Johnny Depp narrates Thompson's works throughout, and appearences are made by Tom Wolfe, Jimmy Carter, and George McGovern. There is a lot to be learned from Thompson's life, and it is available in his works as well as in the memory of his close friends and family.

I just sat in on...

A presentation for teachers that want to introduce or improve a Holocaust curriculum in their school.

The first speaker, Dr. Mary E. Haas and her colleague, Dr. Robert A. Waterson, talked about the importance of teaching the Holocaust; she also provided a paper titled "Shotgun Approach to Holocaust Education: Firing it Out, Hoping it Hits and Sticks," which provides strategies and activities for teachers to try on their students.

The second speaker, Jason Russo, a high school teacher, talked about his Holocaust class. He went over the curriculum and named valuable sources for teaching such as a number of books, movies, and documentaries.

 

U.S. Action on Darfur Genocide Situation
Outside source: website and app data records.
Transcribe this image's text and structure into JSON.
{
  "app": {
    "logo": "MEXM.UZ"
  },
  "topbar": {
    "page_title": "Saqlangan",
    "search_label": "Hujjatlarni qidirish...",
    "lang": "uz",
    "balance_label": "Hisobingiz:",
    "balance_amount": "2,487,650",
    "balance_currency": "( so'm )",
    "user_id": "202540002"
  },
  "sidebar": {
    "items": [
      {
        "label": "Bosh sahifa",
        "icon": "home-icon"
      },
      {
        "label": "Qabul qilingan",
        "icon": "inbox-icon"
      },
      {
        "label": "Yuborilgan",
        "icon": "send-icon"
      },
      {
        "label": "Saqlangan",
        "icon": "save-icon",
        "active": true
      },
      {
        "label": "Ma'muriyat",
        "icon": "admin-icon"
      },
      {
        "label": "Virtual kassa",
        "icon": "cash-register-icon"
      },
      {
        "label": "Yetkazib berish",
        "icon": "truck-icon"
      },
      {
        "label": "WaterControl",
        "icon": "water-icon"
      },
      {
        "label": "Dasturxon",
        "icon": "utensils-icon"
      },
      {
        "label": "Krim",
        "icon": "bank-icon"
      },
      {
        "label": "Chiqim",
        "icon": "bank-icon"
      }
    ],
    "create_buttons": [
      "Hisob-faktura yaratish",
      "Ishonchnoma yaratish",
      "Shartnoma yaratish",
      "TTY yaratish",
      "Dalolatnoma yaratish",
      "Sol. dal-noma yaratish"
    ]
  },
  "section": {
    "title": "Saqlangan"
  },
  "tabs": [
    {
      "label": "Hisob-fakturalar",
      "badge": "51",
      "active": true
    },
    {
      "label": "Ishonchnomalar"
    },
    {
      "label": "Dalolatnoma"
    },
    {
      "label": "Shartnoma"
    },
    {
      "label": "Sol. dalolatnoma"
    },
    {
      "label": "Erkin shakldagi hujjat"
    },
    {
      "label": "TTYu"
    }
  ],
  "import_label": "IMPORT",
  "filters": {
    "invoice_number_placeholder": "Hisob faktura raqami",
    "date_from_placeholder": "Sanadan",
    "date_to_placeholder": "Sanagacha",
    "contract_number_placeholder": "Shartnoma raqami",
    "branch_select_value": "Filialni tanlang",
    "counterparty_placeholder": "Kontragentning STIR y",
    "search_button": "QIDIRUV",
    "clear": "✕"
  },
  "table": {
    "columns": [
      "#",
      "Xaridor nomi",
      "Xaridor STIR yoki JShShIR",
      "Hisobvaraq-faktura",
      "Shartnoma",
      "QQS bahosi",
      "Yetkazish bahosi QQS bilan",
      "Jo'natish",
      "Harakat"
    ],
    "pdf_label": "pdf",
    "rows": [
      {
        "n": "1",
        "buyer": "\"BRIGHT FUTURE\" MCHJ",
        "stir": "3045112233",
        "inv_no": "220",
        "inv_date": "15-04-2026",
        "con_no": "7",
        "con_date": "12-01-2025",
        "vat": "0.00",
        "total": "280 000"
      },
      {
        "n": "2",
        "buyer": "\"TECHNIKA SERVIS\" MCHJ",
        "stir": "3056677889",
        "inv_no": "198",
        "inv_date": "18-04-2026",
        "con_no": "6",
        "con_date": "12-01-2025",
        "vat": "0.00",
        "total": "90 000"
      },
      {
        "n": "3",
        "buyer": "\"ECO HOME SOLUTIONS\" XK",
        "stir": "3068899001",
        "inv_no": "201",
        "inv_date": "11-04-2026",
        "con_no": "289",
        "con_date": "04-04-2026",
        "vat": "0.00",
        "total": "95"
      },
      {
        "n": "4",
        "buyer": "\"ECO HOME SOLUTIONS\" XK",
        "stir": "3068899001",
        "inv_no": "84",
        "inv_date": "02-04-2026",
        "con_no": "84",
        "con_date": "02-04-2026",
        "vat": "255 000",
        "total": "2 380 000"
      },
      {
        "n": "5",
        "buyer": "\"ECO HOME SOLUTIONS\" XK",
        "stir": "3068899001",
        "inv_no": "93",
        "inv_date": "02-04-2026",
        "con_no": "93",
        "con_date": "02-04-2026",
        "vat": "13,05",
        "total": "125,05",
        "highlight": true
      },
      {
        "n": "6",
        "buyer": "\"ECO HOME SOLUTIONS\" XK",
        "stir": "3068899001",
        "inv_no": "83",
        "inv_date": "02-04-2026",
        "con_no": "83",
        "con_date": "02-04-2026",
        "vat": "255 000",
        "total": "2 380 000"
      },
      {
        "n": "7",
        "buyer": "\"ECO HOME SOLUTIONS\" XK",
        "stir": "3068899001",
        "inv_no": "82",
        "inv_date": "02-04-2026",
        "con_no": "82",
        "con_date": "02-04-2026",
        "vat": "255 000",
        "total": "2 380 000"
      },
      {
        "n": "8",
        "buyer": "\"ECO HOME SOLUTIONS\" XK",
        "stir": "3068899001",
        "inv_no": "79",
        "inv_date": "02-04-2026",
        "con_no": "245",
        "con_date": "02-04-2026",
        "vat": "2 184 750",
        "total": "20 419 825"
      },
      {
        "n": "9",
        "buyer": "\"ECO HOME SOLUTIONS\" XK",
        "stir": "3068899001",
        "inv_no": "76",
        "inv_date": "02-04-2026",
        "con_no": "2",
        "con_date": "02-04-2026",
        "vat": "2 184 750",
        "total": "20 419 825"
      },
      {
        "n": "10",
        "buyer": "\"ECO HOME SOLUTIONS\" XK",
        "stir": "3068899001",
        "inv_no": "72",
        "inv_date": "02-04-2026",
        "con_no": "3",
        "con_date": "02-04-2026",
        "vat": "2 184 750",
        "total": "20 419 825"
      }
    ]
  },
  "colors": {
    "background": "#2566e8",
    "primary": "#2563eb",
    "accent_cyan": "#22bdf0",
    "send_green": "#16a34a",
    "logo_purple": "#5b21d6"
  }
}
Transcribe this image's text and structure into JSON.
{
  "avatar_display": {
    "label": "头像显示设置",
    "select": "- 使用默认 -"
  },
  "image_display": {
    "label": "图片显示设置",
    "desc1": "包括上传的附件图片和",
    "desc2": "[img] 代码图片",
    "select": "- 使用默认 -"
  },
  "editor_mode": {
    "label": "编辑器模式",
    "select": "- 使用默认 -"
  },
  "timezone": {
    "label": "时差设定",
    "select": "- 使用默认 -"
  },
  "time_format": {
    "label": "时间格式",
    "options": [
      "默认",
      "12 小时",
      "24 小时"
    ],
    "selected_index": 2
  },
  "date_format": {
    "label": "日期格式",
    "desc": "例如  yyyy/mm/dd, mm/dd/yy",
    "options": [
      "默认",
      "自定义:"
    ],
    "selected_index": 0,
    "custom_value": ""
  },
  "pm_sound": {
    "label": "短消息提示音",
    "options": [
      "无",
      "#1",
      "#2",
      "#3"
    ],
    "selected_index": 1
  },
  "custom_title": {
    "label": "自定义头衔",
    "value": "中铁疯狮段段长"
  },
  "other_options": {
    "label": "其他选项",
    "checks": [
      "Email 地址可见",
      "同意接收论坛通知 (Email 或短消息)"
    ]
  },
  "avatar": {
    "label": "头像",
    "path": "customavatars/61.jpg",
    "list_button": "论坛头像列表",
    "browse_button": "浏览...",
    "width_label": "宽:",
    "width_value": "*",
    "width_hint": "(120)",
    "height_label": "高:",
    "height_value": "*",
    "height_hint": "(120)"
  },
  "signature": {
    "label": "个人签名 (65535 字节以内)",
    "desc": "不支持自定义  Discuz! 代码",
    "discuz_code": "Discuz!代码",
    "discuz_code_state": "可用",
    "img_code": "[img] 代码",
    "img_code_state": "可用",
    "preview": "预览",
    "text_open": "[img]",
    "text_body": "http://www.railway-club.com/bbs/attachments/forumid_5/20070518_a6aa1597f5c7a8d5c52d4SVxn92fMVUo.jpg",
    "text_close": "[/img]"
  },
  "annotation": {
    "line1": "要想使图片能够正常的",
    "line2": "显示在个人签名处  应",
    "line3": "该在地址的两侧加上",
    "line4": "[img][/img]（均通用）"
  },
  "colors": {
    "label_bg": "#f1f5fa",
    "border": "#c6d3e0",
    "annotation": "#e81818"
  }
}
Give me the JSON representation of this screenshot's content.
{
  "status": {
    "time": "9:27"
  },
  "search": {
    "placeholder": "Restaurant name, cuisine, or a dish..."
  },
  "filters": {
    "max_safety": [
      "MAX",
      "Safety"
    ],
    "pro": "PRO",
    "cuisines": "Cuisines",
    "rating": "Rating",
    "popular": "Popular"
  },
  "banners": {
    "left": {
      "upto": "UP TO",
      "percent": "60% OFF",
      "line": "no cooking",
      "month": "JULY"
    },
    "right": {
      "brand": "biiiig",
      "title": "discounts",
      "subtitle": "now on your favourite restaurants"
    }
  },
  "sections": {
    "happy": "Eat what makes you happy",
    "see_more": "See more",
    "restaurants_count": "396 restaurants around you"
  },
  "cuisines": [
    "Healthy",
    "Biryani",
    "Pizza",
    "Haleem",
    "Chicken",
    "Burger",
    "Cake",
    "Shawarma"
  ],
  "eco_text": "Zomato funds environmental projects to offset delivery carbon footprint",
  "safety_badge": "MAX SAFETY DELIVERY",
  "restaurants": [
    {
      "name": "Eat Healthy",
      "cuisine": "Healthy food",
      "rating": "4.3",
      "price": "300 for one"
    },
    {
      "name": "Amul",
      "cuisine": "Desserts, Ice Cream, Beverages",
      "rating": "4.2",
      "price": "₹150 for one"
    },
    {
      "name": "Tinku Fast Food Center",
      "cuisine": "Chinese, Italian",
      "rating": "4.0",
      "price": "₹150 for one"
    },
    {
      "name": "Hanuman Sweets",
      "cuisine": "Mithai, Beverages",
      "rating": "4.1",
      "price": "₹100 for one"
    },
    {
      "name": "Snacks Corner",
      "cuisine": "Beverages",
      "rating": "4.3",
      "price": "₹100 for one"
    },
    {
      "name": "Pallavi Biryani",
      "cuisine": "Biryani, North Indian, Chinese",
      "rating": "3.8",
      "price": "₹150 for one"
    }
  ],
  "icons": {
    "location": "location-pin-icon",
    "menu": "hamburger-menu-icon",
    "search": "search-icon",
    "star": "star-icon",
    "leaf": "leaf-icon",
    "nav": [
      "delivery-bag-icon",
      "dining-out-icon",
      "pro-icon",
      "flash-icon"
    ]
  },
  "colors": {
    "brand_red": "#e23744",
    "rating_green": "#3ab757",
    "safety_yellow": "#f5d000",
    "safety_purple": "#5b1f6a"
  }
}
There weren't a lot of details put out in the first article I read. Secretary of State Hillary Clinton said that Sudan is "at a critical juncture, one that can lead to steady improvements in the lives of the Sudanese people or degenerate into more conflict and violence."

This statement came four years after the signing of the "Comprehensive Peace Agreement (CPA) between the government and the Sudan People's Liberation Movement (SPLM) and ensuring Sudan does not become a haven for violent extremists."

In the 20+ years of this battle between Sudans government and the SPLM, 2 million people have been killed. In 2003, the Sudanese government launched a plan to take out ethnic groups involved in rebellion plots. This alone killed hundreds of thousands. Also, 2.7 million have been displaced from their homes and 250,000 refugees have been produced.

Some plan details:

Clinton- "Assessment of progress and decisions regarding incentives and disincentives will be based on verifiable changes in conditions on the ground. Backsliding by any party will be met with credible pressure in the form of disincentives leveraged by our government and our international partners."

President Obama- "If the Government of Sudan acts to improve the situation on the ground and to advance peace, there will be incentives; if it does not, then there will be increased pressure imposed by the United States and the international community."

 

http://allafrica.com/stories/200910191728.html 

Editorials are cool!

"Unlike news features, an editorial does have a point of view." As far as i'm concerned, that means I can be creative and tell a story as long as it pertains to the information i'm trying to communicate.

"Presume that your opponent has good reasons for disagreeing with you. Talk to people on the other side, and include some of their eloquent, well-argued points." This would give readers a better reason to trust your opinion, if you're able to convince them to join your side of the argument.

BAM!

 


 

Blogroll

WordPress Appliance - Powered by TurnKey Linux